When writing is described as an elitist profession, critics mean that opportunities in the field are determined by access, which […]

Modern Sudanese Poetry | New Anthology Spans Six Decades of Sudanese History & Cultural Intersections

Modern Sudanese Poetry - graph

Modern Sudanese Poetry: An Anthology, translated and edited by the Sudanese poet Adil Babikir, was published in paperback in September […]

Chuma Nwokolo Compensated in Plagiarism Lawsuit Against High Definition Film Studio, Shares More Stories of Plagiarism of His Work

chuma nwokolo by Yusuf Dahir

In November 2019, the Nigerian author Chuma Nwokolo called out Nollywood filmmaker Bright Wonder Obasi for using sections of his […]

Apply to the African Writers Trust Publishing Fellowship Programme

African writers trust

African Writers Trust (AWT) is a non-profit collective that seeks to promote the sharing of skills and resources, and to […]

Dr Stella Nyanzi Receives Oxfam Novib/PEN International Award for Freedom of Expression

stella nyanzi - graph - kampala dispatch

The Ugandan academic and gender and queer rights advocate Dr Stella Nyanzi has been awarded the 2020 Oxfam Novib/PEN International […]

The 2000s-10s Generation of Nigerian Writers Has Failed Politically | Michael Chiedoziem Chukwudera

nigeria map graph

1. At the Ake Arts and Books Festival in Lagos last October, the novelist Helon Habila said something about identifying […]

Thanks for signing up!

Never miss out on new posts.

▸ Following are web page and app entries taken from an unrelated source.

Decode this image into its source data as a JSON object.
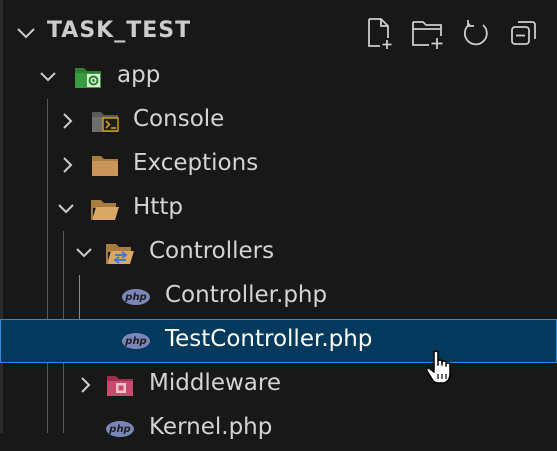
{
  "explorer": {
    "title": "TASK_TEST",
    "actions": [
      {
        "name": "new-file-icon"
      },
      {
        "name": "new-folder-icon"
      },
      {
        "name": "refresh-icon"
      },
      {
        "name": "collapse-all-icon"
      }
    ]
  },
  "tree": [
    {
      "label": "app",
      "type": "folder",
      "expanded": true,
      "icon": "app-folder-icon"
    },
    {
      "label": "Console",
      "type": "folder",
      "expanded": false,
      "icon": "console-folder-icon"
    },
    {
      "label": "Exceptions",
      "type": "folder",
      "expanded": false,
      "icon": "folder-icon"
    },
    {
      "label": "Http",
      "type": "folder",
      "expanded": true,
      "icon": "folder-open-icon"
    },
    {
      "label": "Controllers",
      "type": "folder",
      "expanded": true,
      "icon": "controllers-folder-icon"
    },
    {
      "label": "Controller.php",
      "type": "file",
      "icon": "php-file-icon"
    },
    {
      "label": "TestController.php",
      "type": "file",
      "icon": "php-file-icon",
      "selected": true
    },
    {
      "label": "Middleware",
      "type": "folder",
      "expanded": false,
      "icon": "middleware-folder-icon"
    },
    {
      "label": "Kernel.php",
      "type": "file",
      "icon": "php-file-icon"
    }
  ],
  "php_icon_text": "php",
  "colors": {
    "background": "#181818",
    "selection": "#04395e",
    "selection_border": "#2f8cda",
    "folder": "#c09553",
    "app_folder": "#3a8e3a",
    "middleware_folder": "#c94a6c"
  }
}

Subscribe to a digest, too:

No thanks, I only want the monthly newsletter.